Data extracted from a collection:
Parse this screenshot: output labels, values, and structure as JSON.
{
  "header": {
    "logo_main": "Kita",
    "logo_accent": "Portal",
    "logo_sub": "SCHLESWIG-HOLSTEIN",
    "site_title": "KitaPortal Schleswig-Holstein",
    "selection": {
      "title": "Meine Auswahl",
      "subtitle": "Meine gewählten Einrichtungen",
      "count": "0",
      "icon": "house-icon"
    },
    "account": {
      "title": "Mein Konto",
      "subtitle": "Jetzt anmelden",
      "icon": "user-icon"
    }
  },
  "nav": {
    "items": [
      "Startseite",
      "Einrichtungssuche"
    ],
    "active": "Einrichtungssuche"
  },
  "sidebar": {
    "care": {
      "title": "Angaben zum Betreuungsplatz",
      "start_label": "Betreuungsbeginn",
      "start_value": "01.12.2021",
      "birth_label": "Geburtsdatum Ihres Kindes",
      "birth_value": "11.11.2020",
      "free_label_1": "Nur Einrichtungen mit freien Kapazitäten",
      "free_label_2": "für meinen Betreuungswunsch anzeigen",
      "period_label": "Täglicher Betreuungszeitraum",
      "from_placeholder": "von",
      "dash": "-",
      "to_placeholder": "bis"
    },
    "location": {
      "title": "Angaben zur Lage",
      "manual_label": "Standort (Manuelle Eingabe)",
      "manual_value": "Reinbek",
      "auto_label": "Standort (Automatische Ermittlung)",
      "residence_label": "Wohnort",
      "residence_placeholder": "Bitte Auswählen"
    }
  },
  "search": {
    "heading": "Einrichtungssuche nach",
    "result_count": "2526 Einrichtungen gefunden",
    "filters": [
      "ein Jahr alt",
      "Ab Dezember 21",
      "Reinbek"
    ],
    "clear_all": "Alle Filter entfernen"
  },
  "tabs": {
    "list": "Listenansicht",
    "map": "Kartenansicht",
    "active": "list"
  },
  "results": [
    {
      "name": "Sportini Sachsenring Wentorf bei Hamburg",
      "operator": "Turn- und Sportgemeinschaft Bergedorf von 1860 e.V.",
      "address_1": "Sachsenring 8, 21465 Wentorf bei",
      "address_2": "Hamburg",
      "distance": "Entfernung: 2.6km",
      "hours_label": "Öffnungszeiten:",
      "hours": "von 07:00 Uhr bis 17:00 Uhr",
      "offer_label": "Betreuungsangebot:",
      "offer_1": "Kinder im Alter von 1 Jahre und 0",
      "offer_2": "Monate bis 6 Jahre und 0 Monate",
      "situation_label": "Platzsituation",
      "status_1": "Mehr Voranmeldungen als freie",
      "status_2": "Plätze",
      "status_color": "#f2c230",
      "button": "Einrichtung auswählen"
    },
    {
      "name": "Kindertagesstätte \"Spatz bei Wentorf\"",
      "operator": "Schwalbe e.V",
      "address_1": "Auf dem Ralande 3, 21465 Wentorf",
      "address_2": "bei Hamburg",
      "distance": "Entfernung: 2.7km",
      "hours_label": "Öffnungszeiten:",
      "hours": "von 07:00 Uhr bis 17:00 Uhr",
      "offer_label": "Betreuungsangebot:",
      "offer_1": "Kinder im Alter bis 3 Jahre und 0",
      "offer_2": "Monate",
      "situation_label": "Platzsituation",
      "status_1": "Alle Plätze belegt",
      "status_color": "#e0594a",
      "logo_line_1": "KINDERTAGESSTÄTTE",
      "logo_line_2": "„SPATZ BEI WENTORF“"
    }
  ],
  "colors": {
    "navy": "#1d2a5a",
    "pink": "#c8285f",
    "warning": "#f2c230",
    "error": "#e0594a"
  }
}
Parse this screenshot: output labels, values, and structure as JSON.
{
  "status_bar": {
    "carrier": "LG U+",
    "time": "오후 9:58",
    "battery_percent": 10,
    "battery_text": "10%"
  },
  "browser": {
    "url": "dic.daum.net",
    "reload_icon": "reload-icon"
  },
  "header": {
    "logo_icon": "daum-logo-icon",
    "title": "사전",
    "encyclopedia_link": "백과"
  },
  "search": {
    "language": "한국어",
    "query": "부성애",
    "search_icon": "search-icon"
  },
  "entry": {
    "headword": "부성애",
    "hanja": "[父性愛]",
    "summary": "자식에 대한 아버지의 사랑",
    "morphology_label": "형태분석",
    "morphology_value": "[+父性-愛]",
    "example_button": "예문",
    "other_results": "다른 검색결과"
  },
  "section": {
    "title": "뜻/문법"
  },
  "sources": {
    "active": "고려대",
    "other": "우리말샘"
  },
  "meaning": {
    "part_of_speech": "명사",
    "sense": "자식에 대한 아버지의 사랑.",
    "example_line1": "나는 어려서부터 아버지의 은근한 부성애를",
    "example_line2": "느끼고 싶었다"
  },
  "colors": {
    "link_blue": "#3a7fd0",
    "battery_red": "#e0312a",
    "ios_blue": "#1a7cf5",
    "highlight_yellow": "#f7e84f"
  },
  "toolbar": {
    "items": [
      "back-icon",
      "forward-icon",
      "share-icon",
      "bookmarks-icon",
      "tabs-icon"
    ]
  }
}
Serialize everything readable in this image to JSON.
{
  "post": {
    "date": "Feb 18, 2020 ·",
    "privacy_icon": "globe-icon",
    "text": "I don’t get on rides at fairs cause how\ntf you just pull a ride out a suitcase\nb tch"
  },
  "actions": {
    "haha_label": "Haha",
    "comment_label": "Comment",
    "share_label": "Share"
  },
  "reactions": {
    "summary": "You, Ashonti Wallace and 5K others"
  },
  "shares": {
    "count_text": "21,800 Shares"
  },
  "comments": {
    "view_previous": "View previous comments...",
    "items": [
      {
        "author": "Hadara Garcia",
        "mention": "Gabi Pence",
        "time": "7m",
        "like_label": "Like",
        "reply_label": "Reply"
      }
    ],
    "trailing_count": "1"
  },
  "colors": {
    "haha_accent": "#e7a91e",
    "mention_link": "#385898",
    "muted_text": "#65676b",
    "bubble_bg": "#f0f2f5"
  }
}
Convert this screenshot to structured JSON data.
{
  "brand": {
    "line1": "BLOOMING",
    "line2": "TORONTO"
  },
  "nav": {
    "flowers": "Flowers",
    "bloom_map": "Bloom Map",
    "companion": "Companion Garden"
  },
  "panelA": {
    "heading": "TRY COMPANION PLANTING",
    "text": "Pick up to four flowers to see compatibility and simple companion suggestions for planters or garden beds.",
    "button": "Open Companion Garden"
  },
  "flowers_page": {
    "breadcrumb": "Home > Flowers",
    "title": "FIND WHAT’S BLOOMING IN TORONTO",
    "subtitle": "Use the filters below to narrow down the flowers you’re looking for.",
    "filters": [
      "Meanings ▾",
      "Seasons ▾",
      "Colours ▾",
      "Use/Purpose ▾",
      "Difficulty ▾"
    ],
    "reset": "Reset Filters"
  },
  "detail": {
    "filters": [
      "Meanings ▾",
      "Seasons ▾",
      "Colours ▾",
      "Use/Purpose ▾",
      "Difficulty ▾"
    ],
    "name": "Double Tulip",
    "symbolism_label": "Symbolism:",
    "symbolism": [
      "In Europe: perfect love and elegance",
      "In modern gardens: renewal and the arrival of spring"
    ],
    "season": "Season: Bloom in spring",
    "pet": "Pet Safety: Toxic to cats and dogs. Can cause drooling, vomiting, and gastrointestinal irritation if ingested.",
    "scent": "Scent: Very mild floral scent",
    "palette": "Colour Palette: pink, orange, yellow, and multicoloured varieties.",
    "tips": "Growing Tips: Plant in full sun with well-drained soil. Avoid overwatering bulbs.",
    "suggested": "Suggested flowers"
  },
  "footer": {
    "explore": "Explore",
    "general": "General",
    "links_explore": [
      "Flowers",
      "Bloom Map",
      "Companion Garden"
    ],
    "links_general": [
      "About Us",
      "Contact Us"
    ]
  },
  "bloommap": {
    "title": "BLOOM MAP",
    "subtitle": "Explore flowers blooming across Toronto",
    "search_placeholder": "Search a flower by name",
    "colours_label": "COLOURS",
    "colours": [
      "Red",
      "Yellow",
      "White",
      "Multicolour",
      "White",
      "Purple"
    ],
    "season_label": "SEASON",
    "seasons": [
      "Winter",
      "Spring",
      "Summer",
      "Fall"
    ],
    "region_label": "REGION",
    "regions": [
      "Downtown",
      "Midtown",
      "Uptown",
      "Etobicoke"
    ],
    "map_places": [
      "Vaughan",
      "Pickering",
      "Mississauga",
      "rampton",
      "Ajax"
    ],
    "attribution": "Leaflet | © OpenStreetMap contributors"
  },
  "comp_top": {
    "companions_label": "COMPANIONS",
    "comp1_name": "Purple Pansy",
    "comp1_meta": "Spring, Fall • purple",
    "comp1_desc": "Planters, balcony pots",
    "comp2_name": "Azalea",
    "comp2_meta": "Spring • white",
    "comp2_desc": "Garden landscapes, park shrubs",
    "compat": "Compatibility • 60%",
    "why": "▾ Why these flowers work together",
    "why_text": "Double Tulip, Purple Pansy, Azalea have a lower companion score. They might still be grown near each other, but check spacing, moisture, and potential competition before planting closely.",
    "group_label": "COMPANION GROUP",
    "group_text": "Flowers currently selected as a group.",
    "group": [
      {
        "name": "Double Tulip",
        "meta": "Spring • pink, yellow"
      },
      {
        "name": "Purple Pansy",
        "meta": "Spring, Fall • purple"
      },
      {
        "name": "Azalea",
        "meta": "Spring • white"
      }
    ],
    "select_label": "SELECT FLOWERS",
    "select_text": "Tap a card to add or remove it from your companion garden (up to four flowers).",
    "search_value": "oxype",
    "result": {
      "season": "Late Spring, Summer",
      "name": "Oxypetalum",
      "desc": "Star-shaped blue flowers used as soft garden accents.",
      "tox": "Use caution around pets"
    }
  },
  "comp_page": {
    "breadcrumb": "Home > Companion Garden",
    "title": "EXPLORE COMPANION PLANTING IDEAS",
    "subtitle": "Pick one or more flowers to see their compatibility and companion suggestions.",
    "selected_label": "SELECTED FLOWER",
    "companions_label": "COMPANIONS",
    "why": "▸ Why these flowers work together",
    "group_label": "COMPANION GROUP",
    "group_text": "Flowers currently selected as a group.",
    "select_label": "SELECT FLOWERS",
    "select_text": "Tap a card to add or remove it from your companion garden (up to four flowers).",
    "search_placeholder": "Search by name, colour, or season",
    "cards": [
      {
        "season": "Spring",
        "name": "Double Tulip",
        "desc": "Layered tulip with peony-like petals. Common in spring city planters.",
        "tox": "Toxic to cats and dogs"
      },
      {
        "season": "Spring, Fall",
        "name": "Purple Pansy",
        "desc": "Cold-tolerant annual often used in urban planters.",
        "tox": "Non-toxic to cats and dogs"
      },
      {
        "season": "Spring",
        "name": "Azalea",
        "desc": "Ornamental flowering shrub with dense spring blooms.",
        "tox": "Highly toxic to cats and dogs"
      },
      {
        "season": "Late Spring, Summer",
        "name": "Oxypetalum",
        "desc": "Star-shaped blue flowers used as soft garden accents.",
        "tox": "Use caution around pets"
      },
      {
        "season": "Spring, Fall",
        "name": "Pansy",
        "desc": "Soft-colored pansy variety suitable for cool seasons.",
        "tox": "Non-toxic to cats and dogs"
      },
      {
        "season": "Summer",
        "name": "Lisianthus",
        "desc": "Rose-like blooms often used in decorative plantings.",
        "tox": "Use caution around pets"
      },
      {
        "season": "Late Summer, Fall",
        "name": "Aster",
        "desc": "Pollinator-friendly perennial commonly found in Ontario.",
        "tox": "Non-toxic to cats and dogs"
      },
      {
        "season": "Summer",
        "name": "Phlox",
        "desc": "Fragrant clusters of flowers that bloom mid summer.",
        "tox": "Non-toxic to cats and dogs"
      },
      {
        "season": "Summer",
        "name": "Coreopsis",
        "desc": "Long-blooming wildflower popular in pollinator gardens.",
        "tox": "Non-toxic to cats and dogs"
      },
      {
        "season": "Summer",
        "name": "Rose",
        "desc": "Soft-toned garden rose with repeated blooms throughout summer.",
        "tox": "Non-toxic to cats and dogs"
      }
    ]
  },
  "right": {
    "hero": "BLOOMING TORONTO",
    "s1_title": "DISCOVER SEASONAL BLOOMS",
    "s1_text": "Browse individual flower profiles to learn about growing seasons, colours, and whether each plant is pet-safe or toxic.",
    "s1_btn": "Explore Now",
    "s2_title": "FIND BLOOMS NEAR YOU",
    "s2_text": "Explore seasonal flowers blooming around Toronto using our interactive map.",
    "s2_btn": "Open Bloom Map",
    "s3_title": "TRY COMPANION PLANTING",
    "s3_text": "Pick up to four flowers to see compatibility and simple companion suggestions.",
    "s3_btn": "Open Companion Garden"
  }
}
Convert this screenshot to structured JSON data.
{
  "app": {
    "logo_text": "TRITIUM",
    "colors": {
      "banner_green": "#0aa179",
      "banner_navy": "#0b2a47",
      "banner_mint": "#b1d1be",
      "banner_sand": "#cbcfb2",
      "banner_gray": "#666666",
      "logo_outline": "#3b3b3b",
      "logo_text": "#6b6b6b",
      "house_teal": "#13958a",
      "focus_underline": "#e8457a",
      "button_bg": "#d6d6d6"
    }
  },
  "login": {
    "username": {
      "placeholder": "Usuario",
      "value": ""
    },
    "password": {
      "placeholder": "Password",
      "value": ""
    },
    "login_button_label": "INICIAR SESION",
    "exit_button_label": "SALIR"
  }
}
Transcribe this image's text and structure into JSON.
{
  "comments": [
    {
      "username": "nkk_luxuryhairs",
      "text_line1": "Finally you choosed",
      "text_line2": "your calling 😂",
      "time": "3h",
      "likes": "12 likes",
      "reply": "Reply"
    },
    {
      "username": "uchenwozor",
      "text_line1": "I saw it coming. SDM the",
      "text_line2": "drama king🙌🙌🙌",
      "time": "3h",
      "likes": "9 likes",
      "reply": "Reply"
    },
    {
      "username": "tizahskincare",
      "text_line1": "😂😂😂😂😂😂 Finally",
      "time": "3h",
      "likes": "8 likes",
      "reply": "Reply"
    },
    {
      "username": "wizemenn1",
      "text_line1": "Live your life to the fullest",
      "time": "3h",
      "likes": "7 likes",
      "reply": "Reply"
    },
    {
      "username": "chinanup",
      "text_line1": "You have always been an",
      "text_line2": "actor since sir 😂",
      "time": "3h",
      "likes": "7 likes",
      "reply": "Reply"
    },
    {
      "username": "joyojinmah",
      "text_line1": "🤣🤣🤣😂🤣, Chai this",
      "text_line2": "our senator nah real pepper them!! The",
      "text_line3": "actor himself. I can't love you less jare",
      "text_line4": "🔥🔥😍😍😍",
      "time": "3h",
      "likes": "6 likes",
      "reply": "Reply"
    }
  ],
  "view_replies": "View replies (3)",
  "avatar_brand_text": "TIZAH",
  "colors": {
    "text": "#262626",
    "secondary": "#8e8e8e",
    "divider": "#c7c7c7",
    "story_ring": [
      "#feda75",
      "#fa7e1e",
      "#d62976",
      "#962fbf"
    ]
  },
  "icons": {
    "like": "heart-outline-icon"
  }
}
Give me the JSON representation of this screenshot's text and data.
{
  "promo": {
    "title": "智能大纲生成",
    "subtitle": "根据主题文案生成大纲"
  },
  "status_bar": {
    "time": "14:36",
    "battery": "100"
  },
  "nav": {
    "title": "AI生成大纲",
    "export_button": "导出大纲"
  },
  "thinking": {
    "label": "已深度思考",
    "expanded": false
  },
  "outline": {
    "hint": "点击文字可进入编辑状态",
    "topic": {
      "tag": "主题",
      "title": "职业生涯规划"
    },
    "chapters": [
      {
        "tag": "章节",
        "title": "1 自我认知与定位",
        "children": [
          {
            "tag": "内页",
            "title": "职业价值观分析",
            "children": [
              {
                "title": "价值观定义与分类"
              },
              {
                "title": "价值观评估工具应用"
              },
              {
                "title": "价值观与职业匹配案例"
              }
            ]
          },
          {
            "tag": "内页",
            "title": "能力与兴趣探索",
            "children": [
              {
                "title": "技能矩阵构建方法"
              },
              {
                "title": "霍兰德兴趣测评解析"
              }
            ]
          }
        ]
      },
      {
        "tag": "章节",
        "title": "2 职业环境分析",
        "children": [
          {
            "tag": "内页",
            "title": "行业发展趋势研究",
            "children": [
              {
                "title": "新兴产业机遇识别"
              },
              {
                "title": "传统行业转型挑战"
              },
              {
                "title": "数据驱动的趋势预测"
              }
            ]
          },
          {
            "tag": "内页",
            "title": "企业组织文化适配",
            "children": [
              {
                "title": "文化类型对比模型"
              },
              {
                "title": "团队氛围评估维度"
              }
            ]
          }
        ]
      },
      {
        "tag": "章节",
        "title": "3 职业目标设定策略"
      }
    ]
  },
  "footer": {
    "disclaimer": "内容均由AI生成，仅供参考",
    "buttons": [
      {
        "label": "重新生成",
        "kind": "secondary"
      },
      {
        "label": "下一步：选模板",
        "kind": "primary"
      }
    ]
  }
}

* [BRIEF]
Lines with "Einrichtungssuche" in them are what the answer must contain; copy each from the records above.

* [RESPONSE BOX]
      "Einrichtungssuche"
    "active": "Einrichtungssuche"
    "heading": "Einrichtungssuche nach",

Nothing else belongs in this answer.